Tensions in relations between Tomislav Nikolic and Aleksandar Vucic have stirred Serbia’s political scene, but neither of them has spoken about it officially, B92 reports.

Reports that current Serbian president would run for reelections came only a day after the SNS Presidency nominated the party’s president and Serbia’s prime minister, which should be confirmed by the SNS main committee on Friday.

Neither Vucic nor Nikolic, who was in the past also at the helm of the biggest Serbian party, have made any statements on this issue, as their associates – on one hand, coalition partners, minister and SNS officials, and on the other, people from Nikolic’s cabinet – came to the fore.

The story has been unfolding in the media, with Sputnik and N1 being the first to report that Nikolic had decided to run, which was also unofficially confirmed for B92. Prva TV then learned that Nikolic had send a letter to Vucic, allegedly with a list of demands that had to be fulfilled in order for him to give up on his candidature.

Nikolic allegedly offered to support Vucic’s presidential bid and in return asked for the top spots in the SNS and in the government, while there have also been unformed media reports that he was interested in becoming Serbia’s ambassador in Moscow.

Media said that Vucic rejected this offer and did not reply to the letter. Speaking for Prva TV, SNS Vice President and Deputy PM Nebojsa Stefanovic said that Vucic had made Nikolic a fair offer and would not go beyond it.

According to Stefanovic, Vucic “does not want to barter, he wants to talk,” and “does not plan to speak publicly in his role of SNS president in the coming days.”

Stefanovic also said that he thought the mood in the SNS main committee was in favor of confirming Vucic as their presidential candidate.

Another SNS Vice-President and Novi Sad Mayor Milos Vucevic also spoke for the media to say that the SNS Presidency had rejected the offer Nikolic made to Vucic, but would not reveal any details of the offer. According to Vucevic, Nikolic’s decision to run for reelection is “politically irrational, if actually true.”

He added that the signals arriving from Nikolic when it comes to his candidature are “unclear” since he has neither confirmed nor denied the media reports.

Presidential Adviser Stanislava Pak confirmed for Sputnik that Nikolic and Vucic continued to talk after the news about Nikolic’s candidature had been reported, saying that the president expected to reach an agreement that was “in the interest of Serbia.”

B92 was told unofficially at the Presidency of Serbia that an agreement between Vucic and Nikolic would essentially represent “a presumption of stability” but that this calls for “mutual concessions.”
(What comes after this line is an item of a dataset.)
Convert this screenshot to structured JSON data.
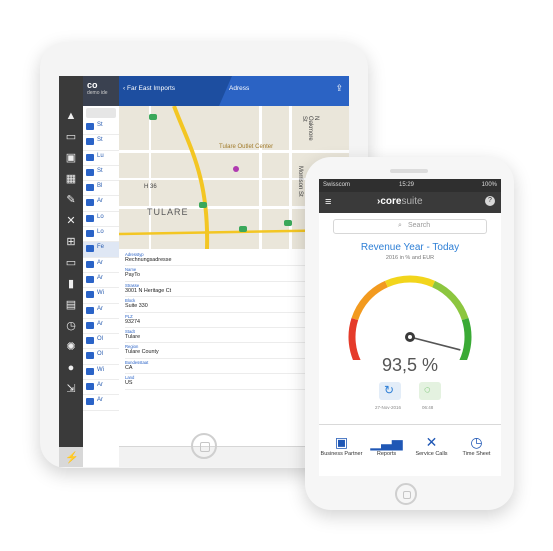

Tanjug said that the prime minister’s cabinet denied media reports about “secret talks” between Vucic and Nikolic being under way, adding, “there are no negotiations between the two at all, and Vucic has no intention of engaging in that.”